10-05-2012 08:44 AM
So my goal of fixing my wife's and my credit has been going well. We've hit 640+ and whikle it's a roller coaster ride it has been paying off. Prior to this i've had a $300 dollar card that I've had for 2-3 years and I got another one maybe 6 months ago, same $300 limit. Still working on the goal of hitting 650 - 700 so we can eventually move to a better house in 1-2 years but this is definitely a start.
However I was just offered but haven't accepted a 4K card with 0% apr until 2013 and after that just 16.99% apr, which I'm going to jump on. I'm going to pay off one of the 300 cards this month and the other the next month but my question is, is it possible to do this with out impacting my credit too much?
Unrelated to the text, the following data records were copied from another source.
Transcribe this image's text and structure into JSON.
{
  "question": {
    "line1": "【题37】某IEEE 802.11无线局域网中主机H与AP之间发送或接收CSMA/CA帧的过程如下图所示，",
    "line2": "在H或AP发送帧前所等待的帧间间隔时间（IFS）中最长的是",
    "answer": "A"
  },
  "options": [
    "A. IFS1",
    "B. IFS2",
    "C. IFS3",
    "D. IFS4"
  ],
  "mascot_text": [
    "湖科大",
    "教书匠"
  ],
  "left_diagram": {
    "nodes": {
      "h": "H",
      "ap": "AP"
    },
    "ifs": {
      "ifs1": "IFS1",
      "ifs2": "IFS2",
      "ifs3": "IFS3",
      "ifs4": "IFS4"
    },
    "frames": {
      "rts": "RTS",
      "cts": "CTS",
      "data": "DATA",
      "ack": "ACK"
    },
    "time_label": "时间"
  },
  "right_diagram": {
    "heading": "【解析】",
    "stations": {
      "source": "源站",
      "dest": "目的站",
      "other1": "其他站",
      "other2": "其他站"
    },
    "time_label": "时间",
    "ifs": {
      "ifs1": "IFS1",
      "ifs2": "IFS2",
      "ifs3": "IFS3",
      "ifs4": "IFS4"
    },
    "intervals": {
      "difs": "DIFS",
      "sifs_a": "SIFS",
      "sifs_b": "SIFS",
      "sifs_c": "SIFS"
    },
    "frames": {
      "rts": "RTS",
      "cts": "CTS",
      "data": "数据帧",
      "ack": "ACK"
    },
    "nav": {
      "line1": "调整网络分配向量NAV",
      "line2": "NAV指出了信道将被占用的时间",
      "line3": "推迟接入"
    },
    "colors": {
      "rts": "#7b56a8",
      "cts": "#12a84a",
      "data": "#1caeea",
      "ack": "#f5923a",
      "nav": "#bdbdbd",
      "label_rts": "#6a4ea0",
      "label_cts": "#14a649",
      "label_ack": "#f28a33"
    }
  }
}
I figure the newer card may not hurt but the older card will. Thinking it would be better to pay it off and cut it up so it's never used again.
What do the experts think?
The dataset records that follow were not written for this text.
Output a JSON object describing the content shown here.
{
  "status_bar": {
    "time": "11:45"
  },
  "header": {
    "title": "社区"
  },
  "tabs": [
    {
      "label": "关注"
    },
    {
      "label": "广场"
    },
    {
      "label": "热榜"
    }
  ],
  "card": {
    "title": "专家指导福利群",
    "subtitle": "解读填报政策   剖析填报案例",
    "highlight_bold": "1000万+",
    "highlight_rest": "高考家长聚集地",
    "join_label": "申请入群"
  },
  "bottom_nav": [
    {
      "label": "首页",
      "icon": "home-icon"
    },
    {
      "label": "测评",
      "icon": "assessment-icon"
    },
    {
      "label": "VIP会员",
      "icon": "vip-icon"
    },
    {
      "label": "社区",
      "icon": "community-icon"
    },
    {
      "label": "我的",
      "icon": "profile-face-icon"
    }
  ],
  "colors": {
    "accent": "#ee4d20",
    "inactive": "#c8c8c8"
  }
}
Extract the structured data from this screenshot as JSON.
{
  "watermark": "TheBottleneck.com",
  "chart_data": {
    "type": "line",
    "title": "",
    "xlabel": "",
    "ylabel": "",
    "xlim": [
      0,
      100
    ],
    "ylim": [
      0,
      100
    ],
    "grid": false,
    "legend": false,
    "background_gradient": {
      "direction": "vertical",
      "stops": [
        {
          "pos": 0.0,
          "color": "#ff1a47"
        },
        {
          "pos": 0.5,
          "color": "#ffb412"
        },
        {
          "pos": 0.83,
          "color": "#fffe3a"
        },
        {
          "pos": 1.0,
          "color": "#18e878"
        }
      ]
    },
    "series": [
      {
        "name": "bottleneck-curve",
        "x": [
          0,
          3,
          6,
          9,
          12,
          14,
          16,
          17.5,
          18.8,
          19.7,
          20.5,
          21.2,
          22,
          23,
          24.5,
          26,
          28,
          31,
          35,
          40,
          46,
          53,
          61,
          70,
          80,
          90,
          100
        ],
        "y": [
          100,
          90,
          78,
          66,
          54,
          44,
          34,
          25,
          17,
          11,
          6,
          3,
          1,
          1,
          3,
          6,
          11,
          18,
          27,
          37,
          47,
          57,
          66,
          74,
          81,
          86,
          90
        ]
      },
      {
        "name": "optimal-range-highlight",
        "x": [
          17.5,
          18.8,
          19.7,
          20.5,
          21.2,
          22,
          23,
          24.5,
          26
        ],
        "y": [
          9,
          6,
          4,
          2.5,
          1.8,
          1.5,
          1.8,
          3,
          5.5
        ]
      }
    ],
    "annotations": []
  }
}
10-05-2012 09:19 AM - edited 10-05-2012 09:21 AM
If the card you want to close has no AF, I would just SD it. If it has an AF and you don't want to pay it anymore, you can cancel it. Cancelling a credit card has NO affect on your credit except that it could cause your utilization to jump up if you have balances. If you have no balances, and your card has an AF you would like to close it, go ahead and close it. The card will stay on your report for the next 10 years, so your AAoA will not be affected, and then in 10 years when it finally does fall off, your other cards will have aged also, so it really isn't a big deal.
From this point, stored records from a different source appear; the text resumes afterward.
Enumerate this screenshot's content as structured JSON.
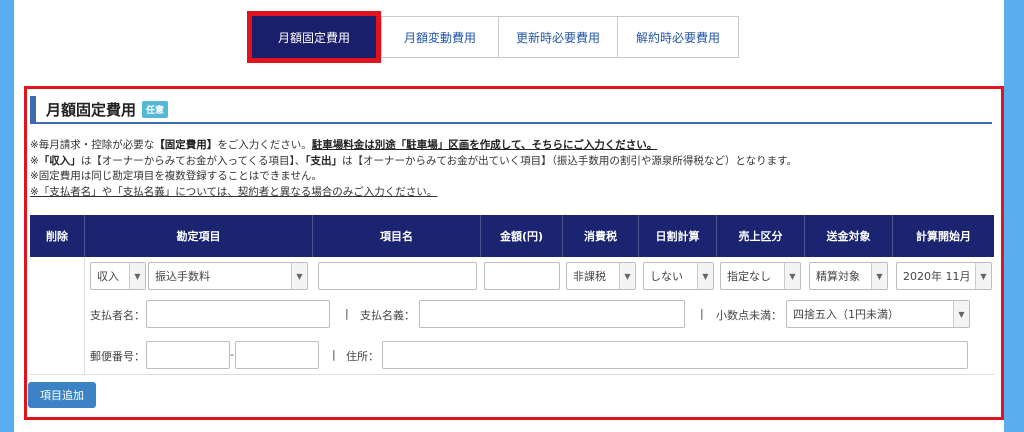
{
  "tabs": [
    {
      "label": "月額固定費用"
    },
    {
      "label": "月額変動費用"
    },
    {
      "label": "更新時必要費用"
    },
    {
      "label": "解約時必要費用"
    }
  ],
  "section": {
    "title": "月額固定費用",
    "badge": "任意"
  },
  "notes": {
    "line1_a": "※毎月請求・控除が必要な",
    "line1_b": "【固定費用】",
    "line1_c": "をご入力ください。",
    "line1_d": "駐車場料金は別途「駐車場」区画を作成して、そちらにご入力ください。",
    "line2_a": "※",
    "line2_b": "「収入」",
    "line2_c": "は【オーナーからみてお金が入ってくる項目】、",
    "line2_d": "「支出」",
    "line2_e": "は【オーナーからみてお金が出ていく項目】（振込手数用の割引や源泉所得税など）となります。",
    "line3": "※固定費用は同じ勘定項目を複数登録することはできません。",
    "line4": "※「支払者名」や「支払名義」については、契約者と異なる場合のみご入力ください。"
  },
  "table": {
    "headers": [
      "削除",
      "勘定項目",
      "項目名",
      "金額(円)",
      "消費税",
      "日割計算",
      "売上区分",
      "送金対象",
      "計算開始月"
    ],
    "row": {
      "income_type": "収入",
      "account_item": "振込手数料",
      "item_name": "",
      "amount": "",
      "tax": "非課税",
      "proration": "しない",
      "sales_category": "指定なし",
      "remit_target": "精算対象",
      "start_month": "2020年 11月"
    },
    "payer_label": "支払者名：",
    "payer_value": "",
    "sep1": "|",
    "account_name_label": "支払名義：",
    "account_name_value": "",
    "sep2": "|",
    "decimal_label": "小数点未満：",
    "decimal_value": "四捨五入（1円未満）",
    "postal_label": "郵便番号：",
    "postal_dash": "-",
    "sep3": "|",
    "address_label": "住所："
  },
  "add_button": "項目追加"
}
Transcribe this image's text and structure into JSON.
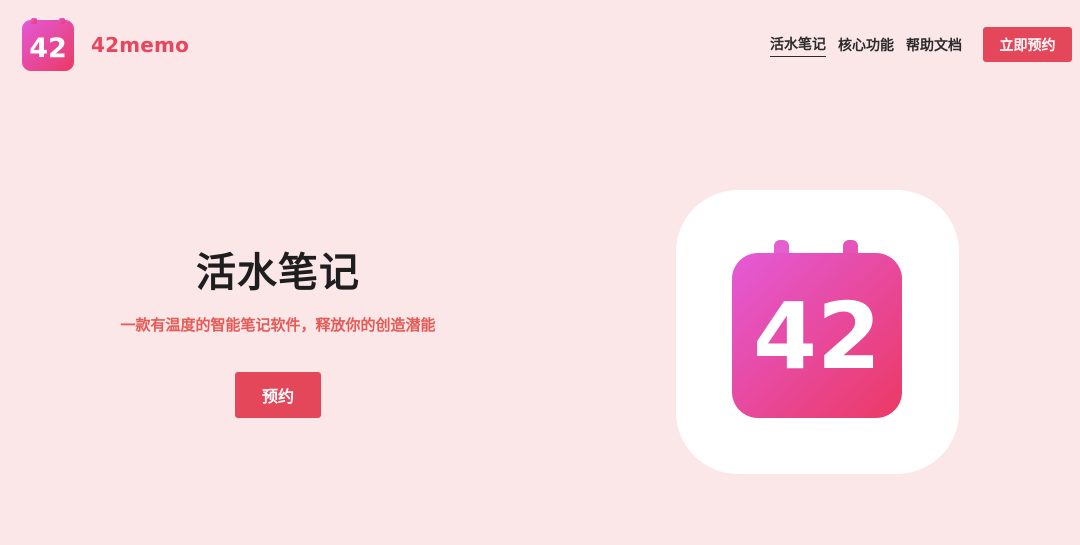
{
  "brand": {
    "logo_number": "42",
    "name": "42memo"
  },
  "nav": {
    "items": [
      {
        "label": "活水笔记",
        "active": true
      },
      {
        "label": "核心功能",
        "active": false
      },
      {
        "label": "帮助文档",
        "active": false
      }
    ],
    "cta_label": "立即预约"
  },
  "hero": {
    "title": "活水笔记",
    "subtitle": "一款有温度的智能笔记软件，释放你的创造潜能",
    "cta_label": "预约",
    "app_icon_number": "42"
  },
  "colors": {
    "page_background": "#fbe6e8",
    "accent": "#e5475a",
    "brand_text": "#e8465c",
    "subtitle_text": "#e55a55",
    "icon_gradient_start": "#e35ad8",
    "icon_gradient_end": "#ec3964"
  },
  "icons": {
    "brand_logo": "calendar-42-icon",
    "hero_icon": "calendar-42-icon"
  }
}
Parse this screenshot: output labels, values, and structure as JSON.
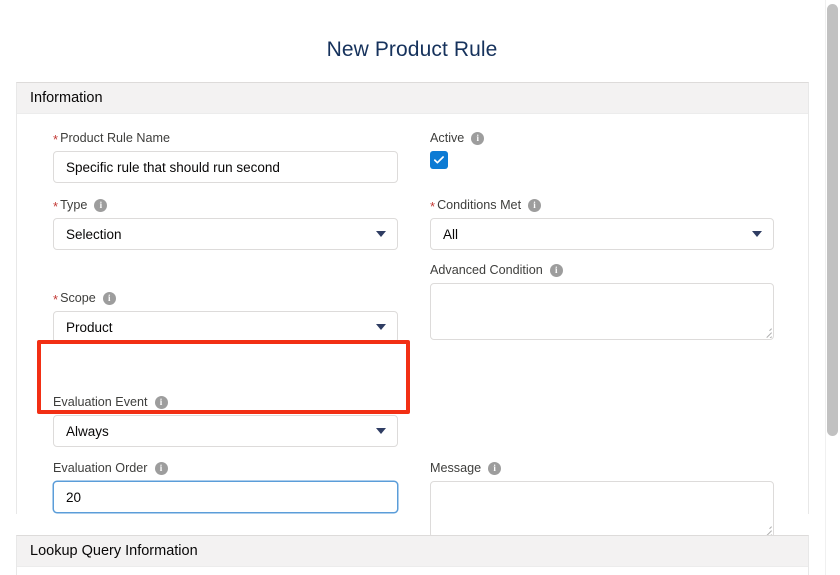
{
  "header": {
    "title": "New Product Rule"
  },
  "sections": {
    "information": {
      "title": "Information"
    },
    "lookup": {
      "title": "Lookup Query Information"
    }
  },
  "fields": {
    "product_rule_name": {
      "label": "Product Rule Name",
      "required": true,
      "value": "Specific rule that should run second",
      "placeholder": ""
    },
    "type": {
      "label": "Type",
      "required": true,
      "value": "Selection",
      "options": [
        "Selection"
      ]
    },
    "scope": {
      "label": "Scope",
      "required": true,
      "value": "Product",
      "options": [
        "Product"
      ]
    },
    "evaluation_event": {
      "label": "Evaluation Event",
      "required": false,
      "value": "Always",
      "options": [
        "Always"
      ]
    },
    "evaluation_order": {
      "label": "Evaluation Order",
      "required": false,
      "value": "20",
      "placeholder": ""
    },
    "active": {
      "label": "Active",
      "required": false,
      "checked": true
    },
    "conditions_met": {
      "label": "Conditions Met",
      "required": true,
      "value": "All",
      "options": [
        "All"
      ]
    },
    "advanced_condition": {
      "label": "Advanced Condition",
      "required": false,
      "value": "",
      "placeholder": ""
    },
    "message": {
      "label": "Message",
      "required": false,
      "value": "",
      "placeholder": ""
    }
  },
  "icons": {
    "info": "info-icon",
    "checkmark": "check-icon",
    "dropdown": "chevron-down-icon"
  },
  "colors": {
    "required_marker": "#c23934",
    "checkbox_blue": "#0d7bd4",
    "highlight_red": "#f22f14",
    "focus_blue": "#5b9dd9",
    "section_header_bg": "#f3f2f2",
    "title_text": "#16325c"
  }
}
Adding a new card however, means that your AAoA will take a dive, lowering your score temporarily, as will the inquiry. Who is the offer from if you don't mind me asking?
10-05-2012 09:42 AM
It's from Chase, a Slate card. Oddly enough didn't expect to get what I did, since I've only had toy cards in the past.
myFICO is the consumer division of FICO. Since its introduction 20 years ago, the FICO® Score has become a global standard for measuring credit risk in the banking, mortgage, credit card, auto and retail industries. 90 of the top 100 largest U.S. financial institutions use the FICO Score to make consumer credit decisions.>> About myFICO